“Horrible connection,” he said to a shocked lab assistant, who promptly pressed the “Speak thou” alarm-button, especially created while waiting for this occasion.
Are the Bard’s first words since 1616 a reflection on human relationships in this frivolous, meta-postmodern world or a commentary on Comcast’s $120 Internet+line bundle?
“Regardless, it’s an incredible achievement,” said biotechnology professor/Reality TV star Alan Womberg, leader of the McBeth project, who finally starts to see the results of a project that has been almost a hundred years in its making.
Shakespeare’s body has been resting at the Church of the Holy Trinity in Stratford-Upon-Avon since his original death in 1616, with the following inscription:
“Good friend, for Jesus’ sake forbear,
To dig the dust enclosed here.
Blessed be the man that spares these stones,
And cursed be he who moves my bones.”
Almost 496 years later, in November of 2112, a group of scientists had managed to barely open it up just wide enough to rub a q-tip over its contents and put the sample on a vitro glass. “Bones were not moved,” declared Alicia Simmons, archaeological director of the British Cultural Society, “we just gave a little rub off the sacrum.” The idea was to confirm, preserve, and study its genetic code, but due to funding issues the specimen landed into the lap of a scientific team lead by Womberg, who tirelessly worked in the laboratories of UCLA, California, where they had different plans. In January 2115 Willy was succesfully hatched.
“It was an exciting time, but nerve-wracking,” Says Womberg. “We were not only concerned by the scientific challenge of cloning humanity’s most famous wordsmith, but also went through a lot of pressure from Netflix, who was financing the project to put a documentary on-demand by pilot season in 2121.” Netflix also has partial copyright to every new play/screen play/performance piece.
This was part of the reason why Womberg’s team decided to clone Shakespeare directly into near adulthood. Almost out of puberty, Willy was born as old as his own unforgettable teenager lover. This may explain why this gentle and dear Romeo is still learning the intricacies and turns of the English language, and he’s yet to write a single word. “He probably wants to make sure he dominates it before dwelling into more unforgettable classics,” a spokesman for the McBeth Project stated. Reportedly, so far he seems to be more concerned about Claire Danes scenes in Baz Lhurman’s 1996 take on the classic star-crossed lover’s story, but as some lab assistants recognize, that may be just because video playback lags sometimes on the wi-fi connection.
The bard has been given coal pencils, pen and ink, a typewriter and a computer. “He has been learning to surf the web” says Womberg, “he easily learned to save screenshots and open incognito tabs, but he still has problems creating new documents on Word.”

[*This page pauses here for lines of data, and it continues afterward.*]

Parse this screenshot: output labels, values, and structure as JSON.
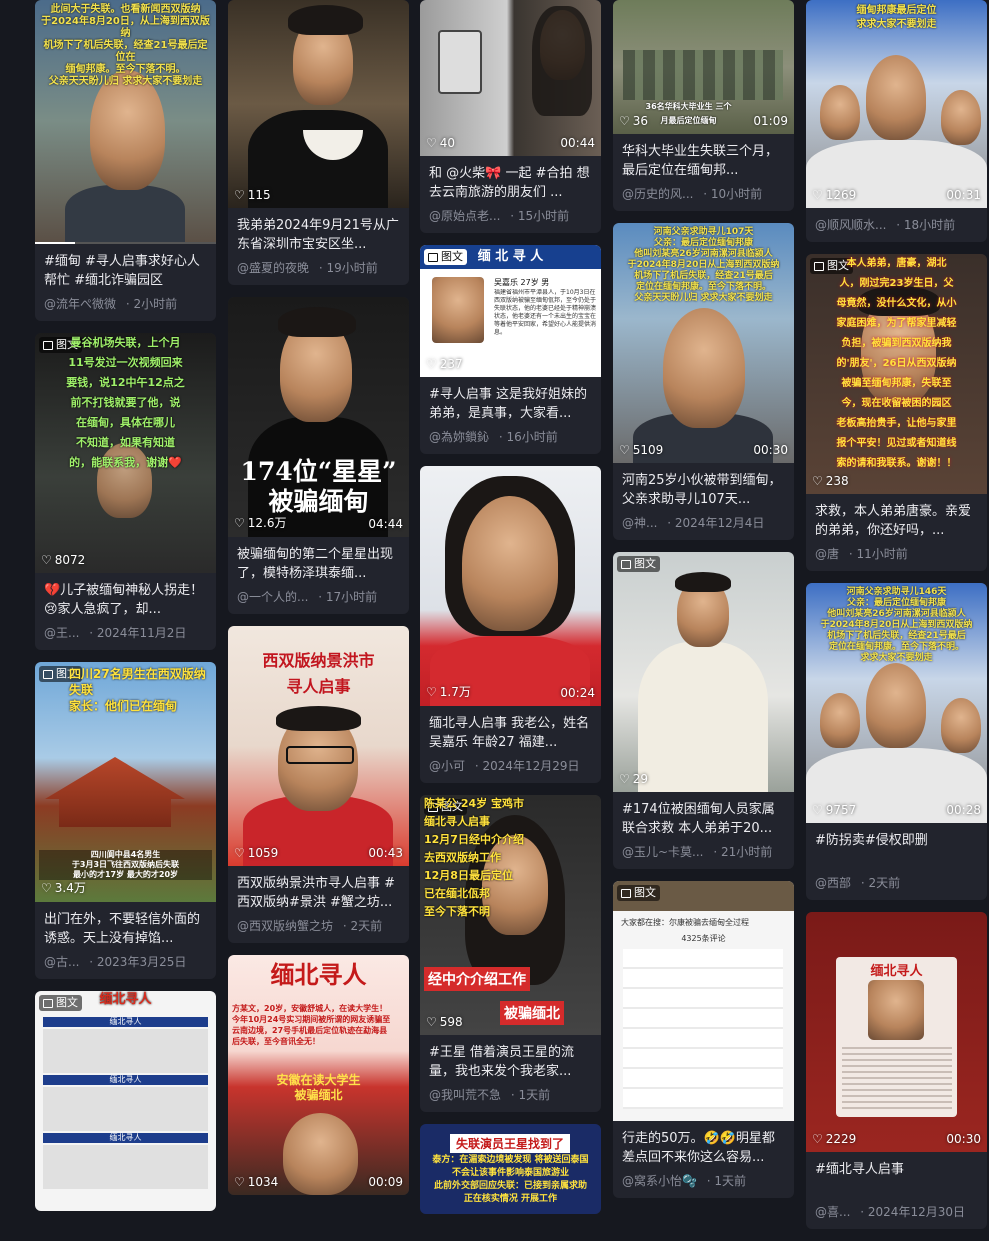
{
  "feed": {
    "col1": [
      {
        "overlay": "此间大于失联。也看新闻西双版纳\n于2024年8月20日，从上海到西双版纳\n机场下了机后失联，经查21号最后定位在\n缅甸邦康。至今下落不明。\n父亲天天盼儿归 求求大家不要划走",
        "likes": "",
        "duration": "",
        "title": "#缅甸 #寻人启事求好心人帮忙 #缅北诈骗园区",
        "author": "@流年ぺ微微",
        "time": "2小时前"
      },
      {
        "tag": "图文",
        "overlay": "曼谷机场失联，上个月\n11号发过一次视频回来\n要钱，说12中午12点之\n前不打钱就要了他，说\n在缅甸，具体在哪儿\n不知道，如果有知道\n的，能联系我，谢谢❤️",
        "likes": "8072",
        "duration": "",
        "title": "💔儿子被缅甸神秘人拐走！😢家人急疯了，却...",
        "author": "@王...",
        "time": "2024年11月2日"
      },
      {
        "tag": "图文",
        "overlay": "四川27名男生在西双版纳失联\n家长：他们已在缅甸",
        "bottom_caption": "四川阆中县4名男生\n于3月3日飞往西双版纳后失联\n最小的才17岁 最大的才20岁",
        "likes": "3.4万",
        "duration": "",
        "title": "出门在外，不要轻信外面的诱惑。天上没有掉馅...",
        "author": "@古...",
        "time": "2023年3月25日"
      },
      {
        "tag": "图文",
        "overlay": "缅北寻人",
        "rows": [
          "缅北寻人",
          "缅北寻人",
          "缅北寻人"
        ],
        "likes": "",
        "duration": "",
        "title": "",
        "author": "",
        "time": ""
      }
    ],
    "col2": [
      {
        "likes": "115",
        "duration": "",
        "title": "我弟弟2024年9月21号从广东省深圳市宝安区坐...",
        "author": "@盛夏的夜晚",
        "time": "19小时前"
      },
      {
        "caption": "174位“星星”\n被骗缅甸",
        "likes": "12.6万",
        "duration": "04:44",
        "title": "被骗缅甸的第二个星星出现了，模特杨泽琪泰缅...",
        "author": "@一个人的...",
        "time": "17小时前"
      },
      {
        "caption": "西双版纳景洪市\n寻人启事",
        "likes": "1059",
        "duration": "00:43",
        "title": "西双版纳景洪市寻人启事 #西双版纳#景洪 #蟹之坊...",
        "author": "@西双版纳蟹之坊",
        "time": "2天前"
      },
      {
        "caption": "缅北寻人",
        "body": "方某文，20岁，安徽舒城人，在读大学生！\n今年10月24号实习期间被所谓的网友诱骗至\n云南边境，27号手机最后定位轨迹在勐海县\n后失联，至今音讯全无！",
        "sub": "安徽在读大学生\n被骗缅北",
        "likes": "1034",
        "duration": "00:09",
        "title": "",
        "author": "",
        "time": ""
      }
    ],
    "col3": [
      {
        "likes": "40",
        "duration": "00:44",
        "title": "和 @火柴🎀 一起 #合拍 想去云南旅游的朋友们 ...",
        "author": "@原始点老...",
        "time": "15小时前"
      },
      {
        "tag": "图文",
        "header": "缅 北 寻 人",
        "person": "吴嘉乐  27岁  男",
        "desc": "福建省福州市平潭县人，于10月3日在西双版纳被骗至缅甸佤邦，至今仍处于失联状态，他的老婆已经处于精神崩溃状态，他老婆还有一个未出生的宝宝在等着他平安回家，希望好心人能提供消息。",
        "likes": "237",
        "duration": "",
        "title": "#寻人启事 这是我好姐妹的弟弟，是真事，大家看...",
        "author": "@為妳鎖鈊",
        "time": "16小时前"
      },
      {
        "likes": "1.7万",
        "duration": "00:24",
        "title": "缅北寻人启事 我老公，姓名 吴嘉乐 年龄27 福建...",
        "author": "@小可",
        "time": "2024年12月29日"
      },
      {
        "tag": "图文",
        "overlay": "陈某公 24岁 宝鸡市\n缅北寻人启事\n12月7日经中介介绍\n去西双版纳工作\n12月8日最后定位\n已在缅北佤邦\n至今下落不明",
        "caption1": "经中介介绍工作",
        "caption2": "被骗缅北",
        "likes": "598",
        "duration": "",
        "title": "#王星 借着演员王星的流量，我也来发个我老家...",
        "author": "@我叫荒不急",
        "time": "1天前"
      },
      {
        "header": "失联演员王星找到了",
        "body": "泰方：在湄索边境被发现 将被送回泰国\n不会让该事件影响泰国旅游业\n此前外交部回应失联：已接到亲属求助\n正在核实情况 开展工作",
        "likes": "",
        "duration": "",
        "title": "",
        "author": "",
        "time": ""
      }
    ],
    "col4": [
      {
        "overlay": "36名华科大毕业生 三个月最后定位缅甸",
        "likes": "36",
        "duration": "01:09",
        "title": "华科大毕业生失联三个月，最后定位在缅甸邦...",
        "author": "@历史的风...",
        "time": "10小时前"
      },
      {
        "overlay": "河南父亲求助寻儿107天\n父亲：最后定位缅甸邦康\n他叫刘某亮26岁河南漯河县临颍人\n于2024年8月20日从上海到西双版纳\n机场下了机后失联，经查21号最后\n定位在缅甸邦康。至今下落不明。\n父亲天天盼儿归 求求大家不要划走",
        "likes": "5109",
        "duration": "00:30",
        "title": "河南25岁小伙被带到缅甸，父亲求助寻儿107天...",
        "author": "@神...",
        "time": "2024年12月4日"
      },
      {
        "tag": "图文",
        "likes": "29",
        "duration": "",
        "title": "#174位被困缅甸人员家属联合求救 本人弟弟于20...",
        "author": "@玉儿~卡莫...",
        "time": "21小时前"
      },
      {
        "tag": "图文",
        "header": "大家都在搜：尔康被骗去缅甸全过程",
        "comments": "4325条评论",
        "likes": "",
        "duration": "",
        "title": "行走的50万。🤣🤣明星都差点回不来你这么容易...",
        "author": "@窝系小怡🫧",
        "time": "1天前"
      }
    ],
    "col5": [
      {
        "overlay": "缅甸邦康最后定位\n求求大家不要划走",
        "likes": "1269",
        "duration": "00:31",
        "title": "",
        "author": "@顺风顺水...",
        "time": "18小时前"
      },
      {
        "tag": "图文",
        "overlay": "本人弟弟，唐豪，湖北\n人，刚过完23岁生日，父\n母竟然，没什么文化，从小\n家庭困难，为了帮家里减轻\n负担，被骗到西双版纳我\n的'朋友'，26日从西双版纳\n被骗至缅甸邦康，失联至\n今，现在收留被困的园区\n老板高抬贵手，让他与家里\n报个平安！见过或者知道线\n索的请和我联系。谢谢！！",
        "likes": "238",
        "duration": "",
        "title": "求救，本人弟弟唐豪。亲爱的弟弟，你还好吗，...",
        "author": "@唐",
        "time": "11小时前"
      },
      {
        "overlay": "河南父亲求助寻儿146天\n父亲：最后定位缅甸邦康\n他叫刘某亮26岁河南漯河县临颍人\n于2024年8月20日从上海到西双版纳\n机场下了机后失联，经查21号最后\n定位在缅甸邦康。至今下落不明。\n求求大家不要划走",
        "likes": "9757",
        "duration": "00:28",
        "title": "#防拐卖#侵权即删",
        "author": "@西部",
        "time": "2天前"
      },
      {
        "header": "缅北寻人",
        "likes": "2229",
        "duration": "00:30",
        "title": "#缅北寻人启事",
        "author": "@喜...",
        "time": "2024年12月30日"
      }
    ]
  }
}
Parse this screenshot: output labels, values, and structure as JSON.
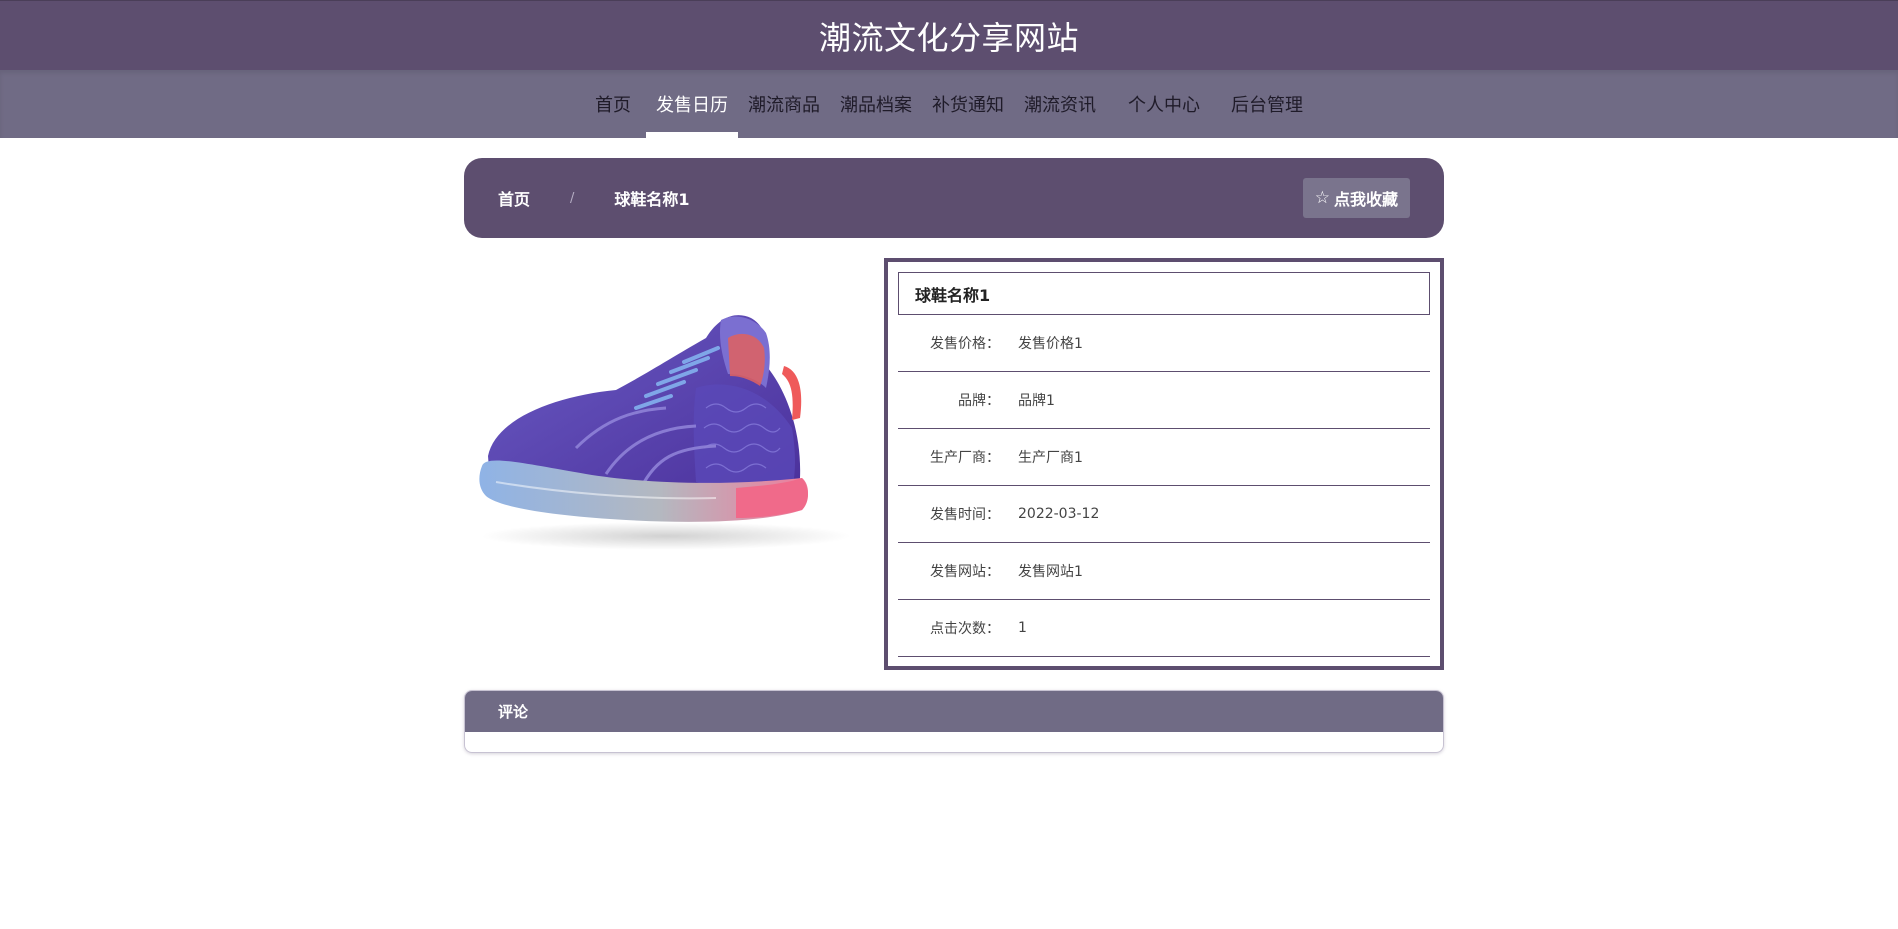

“Horrible connection” is now officially the last sentence spoken by Shakespeare, but not the last written, since he still hasn’t put anything on paper. However, the team is positive about the future. “There’s still more Shakespeare to come,” announced Netflix on their Facebook page.
As his previously last-known work, a passage in “The Two Noble Kingsmen,” written in 1613, is for now still considered Shakespeare’s last written words. It’s a passage addressed to the Gods:
Go to McBethProjectonline.com to listen to a SoundCloud recording of the event, and follow Netflix on Facebook to get the latest Shakespeare updates.